In simple terms, a medical evacuation, abbreviated as evasan or medevac, is the extraction by an air, land or naval unit of a person suffering from a health problem. The term was originally used primarily in a military context. However, it must be recognised that medical evacuation is a rather delicate activity that requires continuous learning but also taking into account the human specificities of Africa where things are built slowly and where human relations and warmth are important.
In 2008, the Cameroonian Head of State committed himself to modernising the technical facilities of certain reference hospitals in the country. This commitment has been translated into action since the beginning of this year, by the launch of haemodialysis and dialysis centres, carried out at the time by the former Minister of Public Health André Mama Fouda, in the localities of Garoua and Bamenda in particular. This was to improve the care of patients in remote areas. For urban areas, the reference hospitals (general hospitals, gyneco-obstetrics), had the reputation of being provided with qualified personnel and high-tech equipment.
However, despite all these provisions, the number of medical evacuations abroad, from which state employees benefit, remains high. With well codified provisions, according to the texts of 13 September 2000 setting out the modalities for exercising the right to health of civil servants. « Before, it was enough for state employees to present themselves to the Minfi (Ministry of Finance). Now, the government has set up a national health council that decides on medical files. It is co-managed by the Minsanté (Ministry of Health) and the Minfi, » says the Minsanté.
Despite all these measures, what do we see today?
We still remember the medical assistance convention signed on 26 October 2016, by the Director General of the CNPS (National Social Security Fund), Noël Alain Olivier Mekulu Mvondo Akame, and the Director General of Tunisia Medical Services (TMS), Slim Maraoui, in the presence of the Tunisian Ambassador to Cameroon, His Excellency Jalel Snoussi, at the headquarters of the National Social Security Fund, Cameroon’s social security body, located in Yaoundé.
Indeed, in recent years, despite the improvement of the technical platforms of its four health structures across the territory (the Essos Hospital Centre in Yaounde, the Medical and Social Centres of Maroua and Garoua, as well as the Maternal and Infant Prevention (PMI) of Bertoua), while multiplying training to optimize the skills of its practitioners, the CNPS has had to resort to medical evacuations in Europe, notably in France and Great Britain.

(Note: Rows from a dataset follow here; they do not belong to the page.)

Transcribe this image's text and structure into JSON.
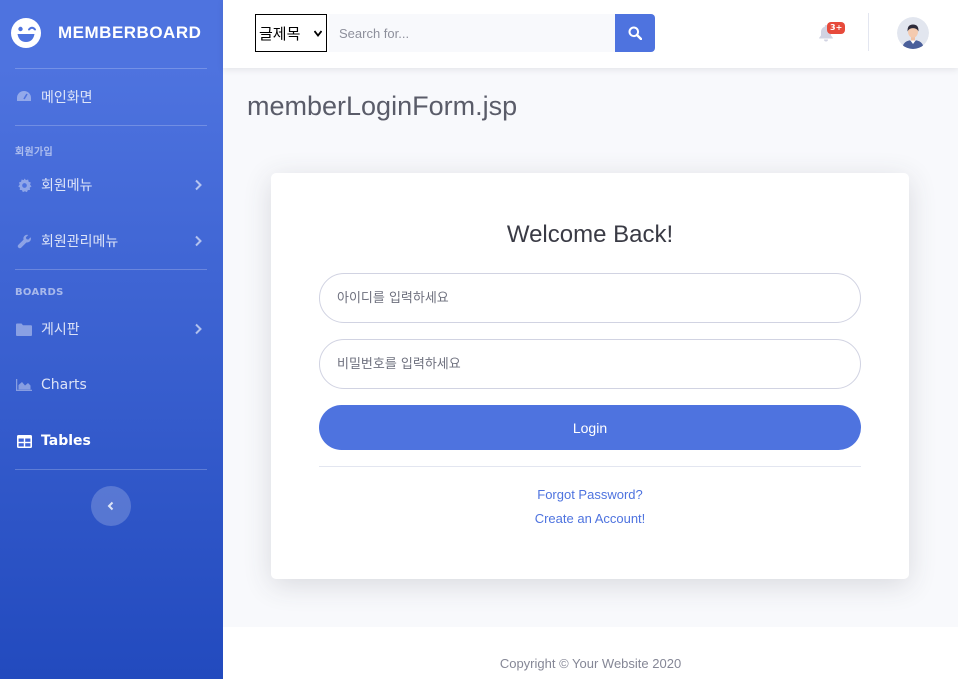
{
  "brand": {
    "name": "MEMBERBOARD",
    "icon": "laugh-wink-icon"
  },
  "sidebar": {
    "dashboard": {
      "label": "메인화면",
      "icon": "tachometer-icon"
    },
    "section_member": "회원가입",
    "member_menu": {
      "label": "회원메뉴",
      "icon": "cog-icon"
    },
    "member_admin_menu": {
      "label": "회원관리메뉴",
      "icon": "wrench-icon"
    },
    "section_boards": "BOARDS",
    "board": {
      "label": "게시판",
      "icon": "folder-icon"
    },
    "charts": {
      "label": "Charts",
      "icon": "chart-area-icon"
    },
    "tables": {
      "label": "Tables",
      "icon": "table-icon"
    },
    "active_item": "Tables"
  },
  "topbar": {
    "category_selected": "글제목",
    "search_placeholder": "Search for...",
    "notification_count": "3+"
  },
  "page": {
    "title": "memberLoginForm.jsp"
  },
  "login": {
    "heading": "Welcome Back!",
    "id_placeholder": "아이디를 입력하세요",
    "password_placeholder": "비밀번호를 입력하세요",
    "login_label": "Login",
    "forgot_password": "Forgot Password?",
    "create_account": "Create an Account!"
  },
  "footer": {
    "copyright": "Copyright © Your Website 2020"
  },
  "colors": {
    "primary": "#4e73df",
    "sidebar_end": "#224abe",
    "danger": "#e74a3b",
    "page_bg": "#f8f9fc"
  }
}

What is important to remember is that this agreement was to ensure that the evacuees proposed by the CNPS received the medical care and surgical procedures necessary for the pathology justifying the medical evacuation. In addition to these services, medicines, consumables and equipment required in accordance with international norms and standards and in line with the requirements of medical ethics. Biological and radiological check-ups, CT scans, MRIs, transfusions, haemodialysis and any cardiovascular exploration should also be covered.
Is this an insult to the health personnel?
« Medical evacuation, once reserved only for soldiers, has suddenly taken on a different connotation, and for what purpose? Who knows? Nowadays, medical evacuation consists in transferring the civil servant, his spouse, his legitimate children or adoptive children, from a first intervention hospital to a public or private, national or foreign hospital of higher class, at the taxpayers’ expense. It is recognised that in the sub-region, Cameroon has internationally renowned specialists in several medical disciplines. Why the increase in the number of medical evacuation cases? In view of this gloomy picture, not to say a situation that impoverishes the country, can we deduce that our technical health facilities do not meet the standards? Or is it a way of diverting funds or being safe from any legal proceedings, with the complicity of certain friends or party comrades? Is this not also an insult to the health staff? » said Roger Tono, a retired nurse.